* Exercise aim *
Restate the entries below exactly, and keep all images out of the answer.

►

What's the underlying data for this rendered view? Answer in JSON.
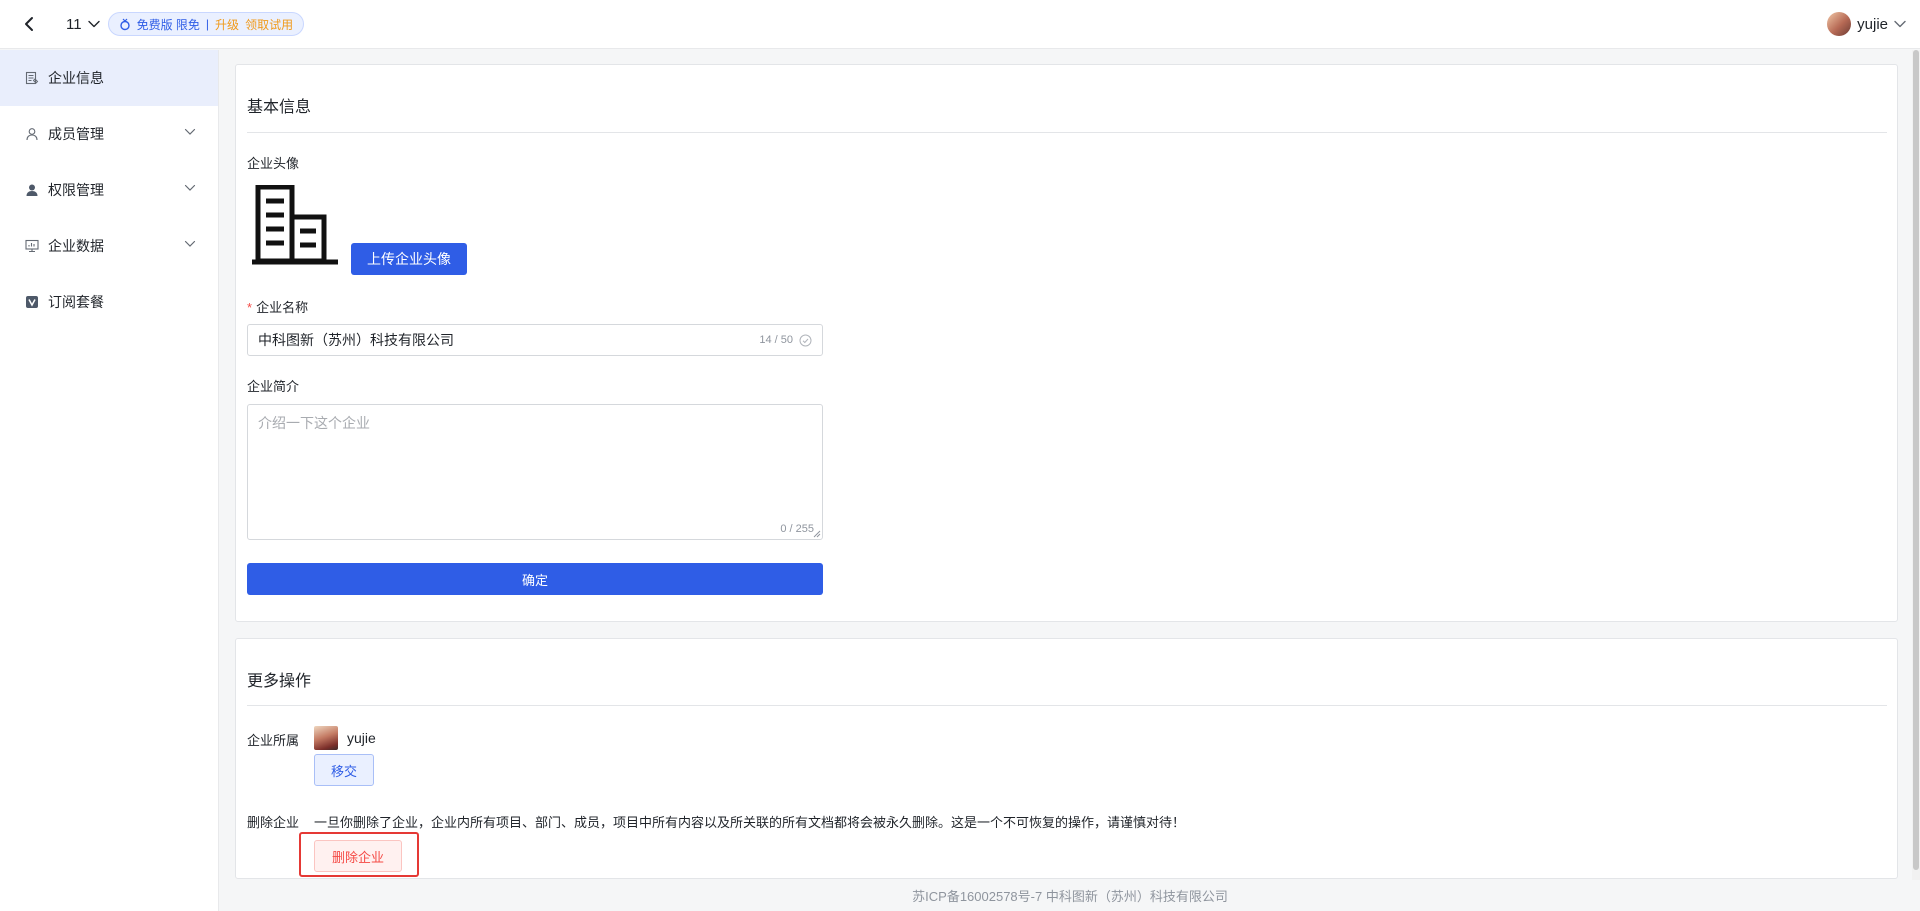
{
  "topbar": {
    "org_number": "11",
    "plan": {
      "free": "免费版 限免",
      "separator": "|",
      "upgrade": "升级",
      "trial": "领取试用"
    },
    "user": {
      "name": "yujie"
    }
  },
  "sidebar": {
    "items": [
      {
        "label": "企业信息",
        "icon": "company-info-icon",
        "active": true
      },
      {
        "label": "成员管理",
        "icon": "user-icon",
        "expandable": true
      },
      {
        "label": "权限管理",
        "icon": "person-filled-icon",
        "expandable": true
      },
      {
        "label": "企业数据",
        "icon": "monitor-icon",
        "expandable": true
      },
      {
        "label": "订阅套餐",
        "icon": "subscription-icon"
      }
    ]
  },
  "basic": {
    "title": "基本信息",
    "avatar_label": "企业头像",
    "upload_label": "上传企业头像",
    "name_label": "企业名称",
    "required_mark": "*",
    "name_value": "中科图新（苏州）科技有限公司",
    "name_counter": "14 / 50",
    "intro_label": "企业简介",
    "intro_placeholder": "介绍一下这个企业",
    "intro_counter": "0 / 255",
    "confirm_label": "确定"
  },
  "more": {
    "title": "更多操作",
    "owner_label": "企业所属",
    "owner_name": "yujie",
    "transfer_label": "移交",
    "delete_label": "删除企业",
    "delete_warning": "一旦你删除了企业，企业内所有项目、部门、成员，项目中所有内容以及所关联的所有文档都将会被永久删除。这是一个不可恢复的操作，请谨慎对待！",
    "delete_button": "删除企业"
  },
  "footer": {
    "text": "苏ICP备16002578号-7 中科图新（苏州）科技有限公司"
  },
  "colors": {
    "primary": "#2f5de6",
    "danger": "#f54a45",
    "highlight": "#e53935",
    "upgrade": "#f09a1b"
  }
}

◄

* Task output *
What's the underlying data for this rendered view? Answer in JSON.
{
  "topbar": {
    "org_number": "11",
    "plan": {
      "free": "免费版 限免",
      "separator": "|",
      "upgrade": "升级",
      "trial": "领取试用"
    },
    "user": {
      "name": "yujie"
    }
  },
  "sidebar": {
    "items": [
      {
        "label": "企业信息",
        "icon": "company-info-icon",
        "active": true
      },
      {
        "label": "成员管理",
        "icon": "user-icon",
        "expandable": true
      },
      {
        "label": "权限管理",
        "icon": "person-filled-icon",
        "expandable": true
      },
      {
        "label": "企业数据",
        "icon": "monitor-icon",
        "expandable": true
      },
      {
        "label": "订阅套餐",
        "icon": "subscription-icon"
      }
    ]
  },
  "basic": {
    "title": "基本信息",
    "avatar_label": "企业头像",
    "upload_label": "上传企业头像",
    "name_label": "企业名称",
    "required_mark": "*",
    "name_value": "中科图新（苏州）科技有限公司",
    "name_counter": "14 / 50",
    "intro_label": "企业简介",
    "intro_placeholder": "介绍一下这个企业",
    "intro_counter": "0 / 255",
    "confirm_label": "确定"
  },
  "more": {
    "title": "更多操作",
    "owner_label": "企业所属",
    "owner_name": "yujie",
    "transfer_label": "移交",
    "delete_label": "删除企业",
    "delete_warning": "一旦你删除了企业，企业内所有项目、部门、成员，项目中所有内容以及所关联的所有文档都将会被永久删除。这是一个不可恢复的操作，请谨慎对待！",
    "delete_button": "删除企业"
  },
  "footer": {
    "text": "苏ICP备16002578号-7 中科图新（苏州）科技有限公司"
  },
  "colors": {
    "primary": "#2f5de6",
    "danger": "#f54a45",
    "highlight": "#e53935",
    "upgrade": "#f09a1b"
  }
}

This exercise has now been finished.